Every entry must appear in the answer exactly as written.

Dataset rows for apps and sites
────────
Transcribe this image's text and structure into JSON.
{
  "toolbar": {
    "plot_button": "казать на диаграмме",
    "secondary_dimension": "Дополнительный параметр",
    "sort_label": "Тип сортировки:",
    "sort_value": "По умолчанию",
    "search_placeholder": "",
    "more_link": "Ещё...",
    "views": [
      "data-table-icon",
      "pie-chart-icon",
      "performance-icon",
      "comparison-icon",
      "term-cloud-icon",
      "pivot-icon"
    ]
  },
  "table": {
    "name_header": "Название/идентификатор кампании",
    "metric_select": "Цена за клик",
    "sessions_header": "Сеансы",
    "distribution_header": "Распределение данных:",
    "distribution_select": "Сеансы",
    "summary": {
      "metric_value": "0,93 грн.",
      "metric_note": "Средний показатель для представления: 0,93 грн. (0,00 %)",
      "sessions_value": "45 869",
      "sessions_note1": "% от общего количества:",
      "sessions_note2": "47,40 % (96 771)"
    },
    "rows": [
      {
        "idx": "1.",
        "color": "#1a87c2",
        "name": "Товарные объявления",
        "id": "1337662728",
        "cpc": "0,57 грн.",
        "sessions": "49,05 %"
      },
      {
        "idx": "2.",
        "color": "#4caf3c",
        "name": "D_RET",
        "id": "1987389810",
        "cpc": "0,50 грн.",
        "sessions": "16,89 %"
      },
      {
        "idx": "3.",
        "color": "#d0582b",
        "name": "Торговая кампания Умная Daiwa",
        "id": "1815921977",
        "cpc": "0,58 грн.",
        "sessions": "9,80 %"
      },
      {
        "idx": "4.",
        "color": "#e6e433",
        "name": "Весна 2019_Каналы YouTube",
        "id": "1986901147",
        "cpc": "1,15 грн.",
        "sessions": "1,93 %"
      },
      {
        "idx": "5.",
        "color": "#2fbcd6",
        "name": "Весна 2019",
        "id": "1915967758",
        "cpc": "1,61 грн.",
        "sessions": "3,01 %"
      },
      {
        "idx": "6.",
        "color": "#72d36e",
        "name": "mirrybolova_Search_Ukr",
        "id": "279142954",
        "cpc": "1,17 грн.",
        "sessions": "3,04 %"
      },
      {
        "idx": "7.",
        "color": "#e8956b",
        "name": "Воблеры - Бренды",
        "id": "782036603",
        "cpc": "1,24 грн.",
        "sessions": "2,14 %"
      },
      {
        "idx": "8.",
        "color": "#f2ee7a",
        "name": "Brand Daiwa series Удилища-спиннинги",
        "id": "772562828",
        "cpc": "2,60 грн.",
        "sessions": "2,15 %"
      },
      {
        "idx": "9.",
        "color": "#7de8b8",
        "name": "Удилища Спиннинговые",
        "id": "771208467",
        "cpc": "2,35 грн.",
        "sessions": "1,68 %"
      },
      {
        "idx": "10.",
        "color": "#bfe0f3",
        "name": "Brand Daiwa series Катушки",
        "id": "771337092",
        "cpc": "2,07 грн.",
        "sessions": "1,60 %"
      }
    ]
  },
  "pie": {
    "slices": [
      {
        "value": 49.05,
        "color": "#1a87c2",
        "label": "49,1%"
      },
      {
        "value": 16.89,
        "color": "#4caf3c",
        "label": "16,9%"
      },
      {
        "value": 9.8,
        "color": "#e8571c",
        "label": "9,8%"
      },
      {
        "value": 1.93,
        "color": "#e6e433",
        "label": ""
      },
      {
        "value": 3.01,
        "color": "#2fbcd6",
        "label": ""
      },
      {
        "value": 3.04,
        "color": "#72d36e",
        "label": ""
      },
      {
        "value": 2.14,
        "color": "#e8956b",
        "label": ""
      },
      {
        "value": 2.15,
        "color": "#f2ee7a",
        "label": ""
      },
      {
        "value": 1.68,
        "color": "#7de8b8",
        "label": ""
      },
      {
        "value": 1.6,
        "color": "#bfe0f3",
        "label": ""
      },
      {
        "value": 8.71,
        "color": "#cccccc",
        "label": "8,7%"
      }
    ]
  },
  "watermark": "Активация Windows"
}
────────
▶ **Response to this task**
Transcribe this image's text and structure into JSON.
{
  "toolbar": {
    "plot_button": "казать на диаграмме",
    "secondary_dimension": "Дополнительный параметр",
    "sort_label": "Тип сортировки:",
    "sort_value": "По умолчанию",
    "search_placeholder": "",
    "more_link": "Ещё...",
    "views": [
      "data-table-icon",
      "pie-chart-icon",
      "performance-icon",
      "comparison-icon",
      "term-cloud-icon",
      "pivot-icon"
    ]
  },
  "table": {
    "name_header": "Название/идентификатор кампании",
    "metric_select": "Цена за клик",
    "sessions_header": "Сеансы",
    "distribution_header": "Распределение данных:",
    "distribution_select": "Сеансы",
    "summary": {
      "metric_value": "0,93 грн.",
      "metric_note": "Средний показатель для представления: 0,93 грн. (0,00 %)",
      "sessions_value": "45 869",
      "sessions_note1": "% от общего количества:",
      "sessions_note2": "47,40 % (96 771)"
    },
    "rows": [
      {
        "idx": "1.",
        "color": "#1a87c2",
        "name": "Товарные объявления",
        "id": "1337662728",
        "cpc": "0,57 грн.",
        "sessions": "49,05 %"
      },
      {
        "idx": "2.",
        "color": "#4caf3c",
        "name": "D_RET",
        "id": "1987389810",
        "cpc": "0,50 грн.",
        "sessions": "16,89 %"
      },
      {
        "idx": "3.",
        "color": "#d0582b",
        "name": "Торговая кампания Умная Daiwa",
        "id": "1815921977",
        "cpc": "0,58 грн.",
        "sessions": "9,80 %"
      },
      {
        "idx": "4.",
        "color": "#e6e433",
        "name": "Весна 2019_Каналы YouTube",
        "id": "1986901147",
        "cpc": "1,15 грн.",
        "sessions": "1,93 %"
      },
      {
        "idx": "5.",
        "color": "#2fbcd6",
        "name": "Весна 2019",
        "id": "1915967758",
        "cpc": "1,61 грн.",
        "sessions": "3,01 %"
      },
      {
        "idx": "6.",
        "color": "#72d36e",
        "name": "mirrybolova_Search_Ukr",
        "id": "279142954",
        "cpc": "1,17 грн.",
        "sessions": "3,04 %"
      },
      {
        "idx": "7.",
        "color": "#e8956b",
        "name": "Воблеры - Бренды",
        "id": "782036603",
        "cpc": "1,24 грн.",
        "sessions": "2,14 %"
      },
      {
        "idx": "8.",
        "color": "#f2ee7a",
        "name": "Brand Daiwa series Удилища-спиннинги",
        "id": "772562828",
        "cpc": "2,60 грн.",
        "sessions": "2,15 %"
      },
      {
        "idx": "9.",
        "color": "#7de8b8",
        "name": "Удилища Спиннинговые",
        "id": "771208467",
        "cpc": "2,35 грн.",
        "sessions": "1,68 %"
      },
      {
        "idx": "10.",
        "color": "#bfe0f3",
        "name": "Brand Daiwa series Катушки",
        "id": "771337092",
        "cpc": "2,07 грн.",
        "sessions": "1,60 %"
      }
    ]
  },
  "pie": {
    "slices": [
      {
        "value": 49.05,
        "color": "#1a87c2",
        "label": "49,1%"
      },
      {
        "value": 16.89,
        "color": "#4caf3c",
        "label": "16,9%"
      },
      {
        "value": 9.8,
        "color": "#e8571c",
        "label": "9,8%"
      },
      {
        "value": 1.93,
        "color": "#e6e433",
        "label": ""
      },
      {
        "value": 3.01,
        "color": "#2fbcd6",
        "label": ""
      },
      {
        "value": 3.04,
        "color": "#72d36e",
        "label": ""
      },
      {
        "value": 2.14,
        "color": "#e8956b",
        "label": ""
      },
      {
        "value": 2.15,
        "color": "#f2ee7a",
        "label": ""
      },
      {
        "value": 1.68,
        "color": "#7de8b8",
        "label": ""
      },
      {
        "value": 1.6,
        "color": "#bfe0f3",
        "label": ""
      },
      {
        "value": 8.71,
        "color": "#cccccc",
        "label": "8,7%"
      }
    ]
  },
  "watermark": "Активация Windows"
}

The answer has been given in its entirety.